The day before, TIME photographer Chris Usher was in Waco with members of the White House staff. "They said: 'the president is going to Baghdad in two hours,'" Usher said. "We all thought it was a joke." They were forbidden to tell anyone. "Not even my wife knows where I am," said Fox News soundman John Wallace, who had been bundled into a car by White House officials and driven with about 10 other journalists to the airfield. "Everyone thinks we're with Bush in Waco."

Bush's arrival was a stunning surprise to all but a small handful of top officials gathered in the huge hangar last night. The first whiff of something afoot rippled through the six invited journalists, as they watched a few colleagues — fresh from Waco — walk into the hangar through a back door. "It's Cheney," whispered one journalist, who recognized a White House photographer among them. "Not possible," was the quick answer from another.

Moments later, Bremer took the podium, telling the crowd he had a Thanksgiving letter from Bush to read to the troops. Turning to General Ricardo Sanchez, commander of the 131,000 US ground forces in Iraq, Bremer asked: "General, is there anyone more senior than us here to read the letter?" and waved his arm towards the netting backdrop. It was Bush's cue.
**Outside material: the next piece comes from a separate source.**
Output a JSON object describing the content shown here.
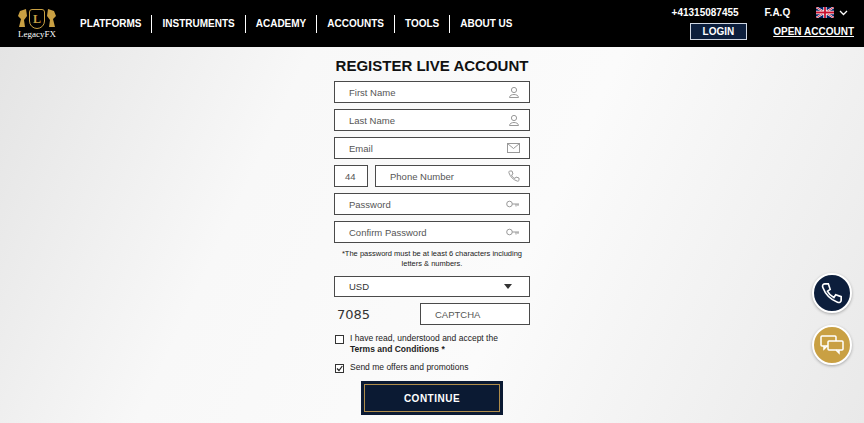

The moment was a stunning public-relations coup for an administration already deep in campaign mode. The roars of soldiers were near deafening, forcing Bush to pause to allow the stunned crowd to settle down. When he did, a few tears briefly welled as he thanked the troops for their bravery. The loudest cheers came with Bush's promise to hang in here, despite the soaring attacks against troops. "We didn't charge hundreds of miles into he heart of Iraq and pay a bitter cost in casualties… only to retreat before a band of thugs and assassins," he said, as soldiers leaped to their feet, roaring their approval.
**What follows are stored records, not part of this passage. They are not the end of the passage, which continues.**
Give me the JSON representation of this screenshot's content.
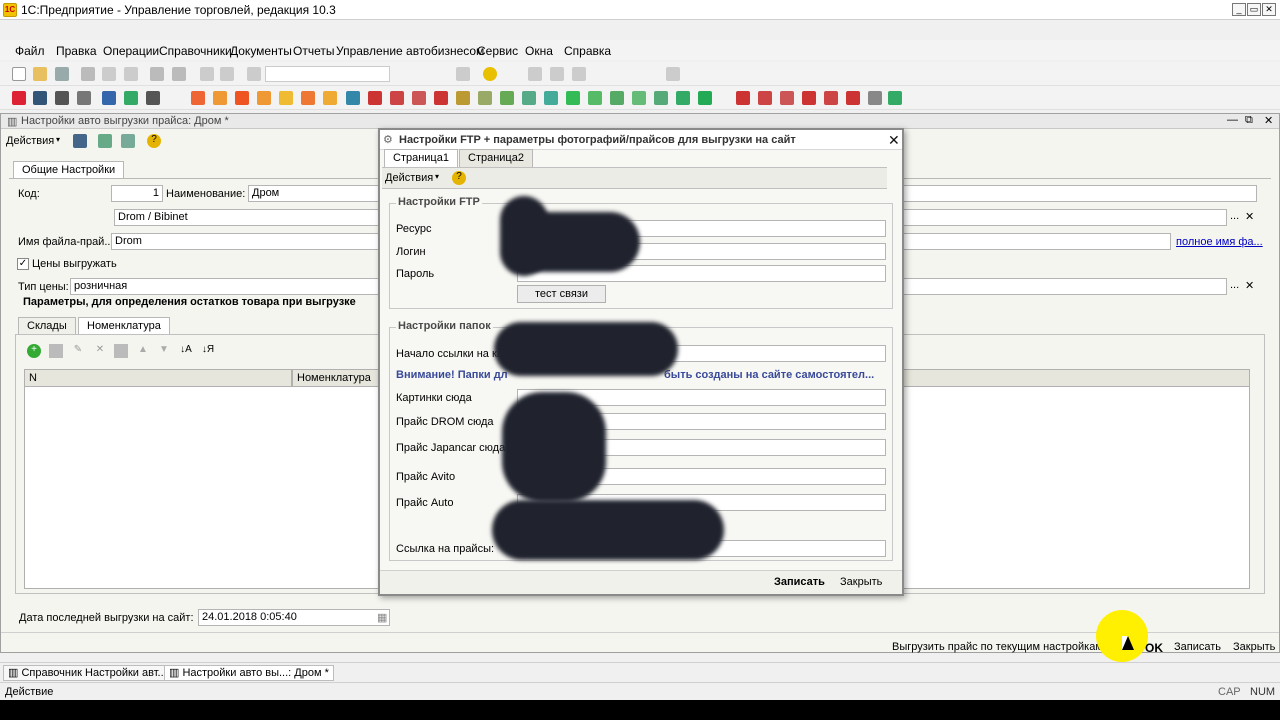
{
  "app": {
    "title": "1С:Предприятие - Управление торговлей, редакция 10.3"
  },
  "menu": [
    "Файл",
    "Правка",
    "Операции",
    "Справочники",
    "Документы",
    "Отчеты",
    "Управление автобизнесом",
    "Сервис",
    "Окна",
    "Справка"
  ],
  "doc": {
    "title": "Настройки авто выгрузки прайса: Дром *",
    "actions_label": "Действия",
    "tab_general": "Общие Настройки",
    "code_label": "Код:",
    "code_value": "1",
    "name_label": "Наименование:",
    "name_value": "Дром",
    "source_value": "Drom / Bibinet",
    "filename_label": "Имя файла-прай...",
    "filename_value": "Drom",
    "full_name_link": "полное имя фа...",
    "prices_checkbox": "Цены выгружать",
    "price_type_label": "Тип цены:",
    "price_type_value": "розничная",
    "params_heading": "Параметры, для определения остатков товара при выгрузке",
    "tabs": [
      "Склады",
      "Номенклатура"
    ],
    "grid_cols": [
      "N",
      "Номенклатура"
    ],
    "last_upload_label": "Дата последней выгрузки на сайт:",
    "last_upload_value": "24.01.2018  0:05:40",
    "bottom_upload": "Выгрузить прайс по текущим настройкам",
    "bottom_ok": "OK",
    "bottom_save": "Записать",
    "bottom_close": "Закрыть"
  },
  "modal": {
    "title": "Настройки FTP + параметры фотографий/прайсов для выгрузки на сайт",
    "tabs": [
      "Страница1",
      "Страница2"
    ],
    "actions_label": "Действия",
    "ftp_group": "Настройки FTP",
    "ftp_fields": [
      "Ресурс",
      "Логин",
      "Пароль"
    ],
    "test_button": "тест связи",
    "folders_group": "Настройки папок",
    "folder_start": "Начало ссылки на ка",
    "warning": "Внимание! Папки дл",
    "warning_tail": "быть созданы на сайте самостоятел...",
    "folder_fields": [
      "Картинки сюда",
      "Прайс  DROM сюда",
      "Прайс  Japancar сюда",
      "Прайс  Avito",
      "Прайс  Auto"
    ],
    "link_label": "Ссылка на прайсы:",
    "save_btn": "Записать",
    "close_btn": "Закрыть"
  },
  "taskbar": [
    "Справочник Настройки авт...",
    "Настройки авто вы...: Дром *"
  ],
  "status": {
    "left": "Действие",
    "caps": "CAP",
    "num": "NUM"
  },
  "colors": {
    "accent_link": "#0000c0",
    "warning_text": "#3a4a9a",
    "blur_dark": "#20232e",
    "cursor_highlight": "#ffef00"
  }
}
To Iraqis, Bush's message was equally clear: join Washington's program, or risk being cut out of the process altogether. "You have the opportunity to seize the moment and rebuild your great country based on dignity and freedom," Bush said. "The regime of Saddam Hussein has gone forever." Hammering home what has become his mantra in recent weeks, he said: "We will stay until the job is done."
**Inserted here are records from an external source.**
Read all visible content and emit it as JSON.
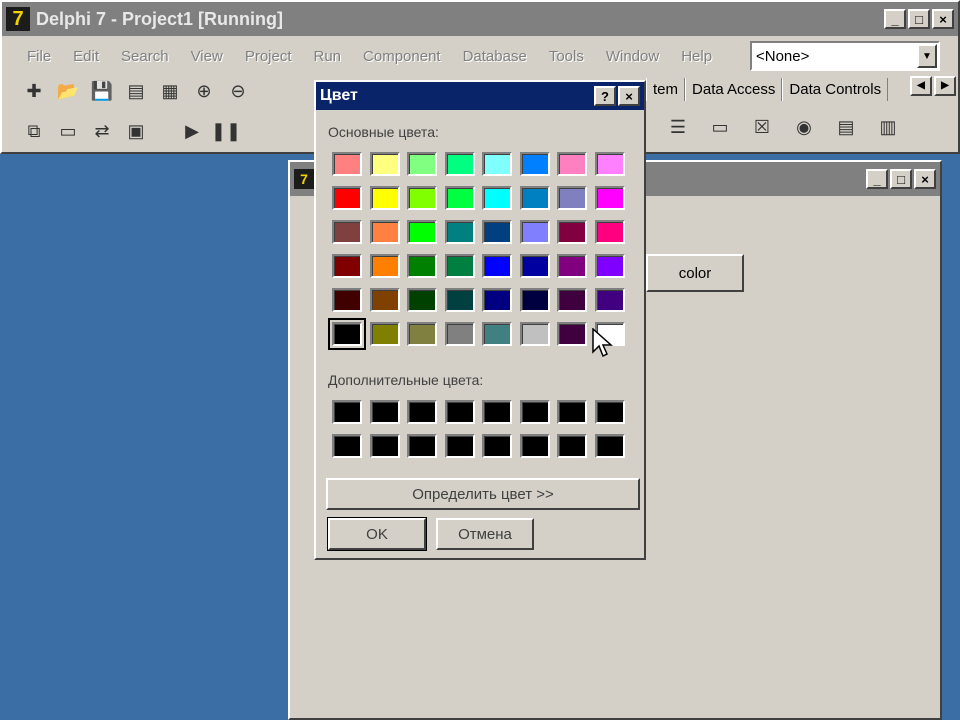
{
  "ide": {
    "title": "Delphi 7 - Project1 [Running]",
    "logo": "7",
    "menu": [
      "File",
      "Edit",
      "Search",
      "View",
      "Project",
      "Run",
      "Component",
      "Database",
      "Tools",
      "Window",
      "Help"
    ],
    "combo_value": "<None>",
    "palette_tabs": [
      "tem",
      "Data Access",
      "Data Controls"
    ],
    "window_buttons": [
      "_",
      "□",
      "×"
    ]
  },
  "form": {
    "window_buttons": [
      "_",
      "□",
      "×"
    ],
    "button_label": "color"
  },
  "dialog": {
    "title": "Цвет",
    "help_button": "?",
    "close_button": "×",
    "basic_colors_label": "Основные цвета:",
    "custom_colors_label": "Дополнительные цвета:",
    "define_button": "Определить цвет >>",
    "ok_button": "OK",
    "cancel_button": "Отмена",
    "basic_colors": [
      "#ff8080",
      "#ffff80",
      "#80ff80",
      "#00ff80",
      "#80ffff",
      "#0080ff",
      "#ff80c0",
      "#ff80ff",
      "#ff0000",
      "#ffff00",
      "#80ff00",
      "#00ff40",
      "#00ffff",
      "#0080c0",
      "#8080c0",
      "#ff00ff",
      "#804040",
      "#ff8040",
      "#00ff00",
      "#008080",
      "#004080",
      "#8080ff",
      "#800040",
      "#ff0080",
      "#800000",
      "#ff8000",
      "#008000",
      "#008040",
      "#0000ff",
      "#0000a0",
      "#800080",
      "#8000ff",
      "#400000",
      "#804000",
      "#004000",
      "#004040",
      "#000080",
      "#000040",
      "#400040",
      "#400080",
      "#000000",
      "#808000",
      "#808040",
      "#808080",
      "#408080",
      "#c0c0c0",
      "#400040",
      "#ffffff"
    ],
    "selected_index": 40,
    "custom_colors": [
      "#000000",
      "#000000",
      "#000000",
      "#000000",
      "#000000",
      "#000000",
      "#000000",
      "#000000",
      "#000000",
      "#000000",
      "#000000",
      "#000000",
      "#000000",
      "#000000",
      "#000000",
      "#000000"
    ]
  }
}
What that job means is yet unclear. Will the troops remain until Saddam is captured or killed? And will they leave before weapons of mass destruction are found, if ever? At least for the 2 ˝ golden hours that Bush was on Iraqi soil last night, those questions went unanswered in the euphoria. Instead, Bush worked the crowd, dishing up mashed potatoes and turkey to the troops and posing for photos with Iraqi politicians, and seeming to relish each moment. Leaning close to a few soldiers, he gripped one hand and said quietly: "The least I can do is come and say thanks."

In daylight, the violence and political tensions will no doubt reemerge. Still, as the President swept out of the room and back to Air Force One, the 1st Armored Division's Sergeant First Class Charles House, 32, of Riverside, Calif., said: "This feels real good." For these few hours, it did.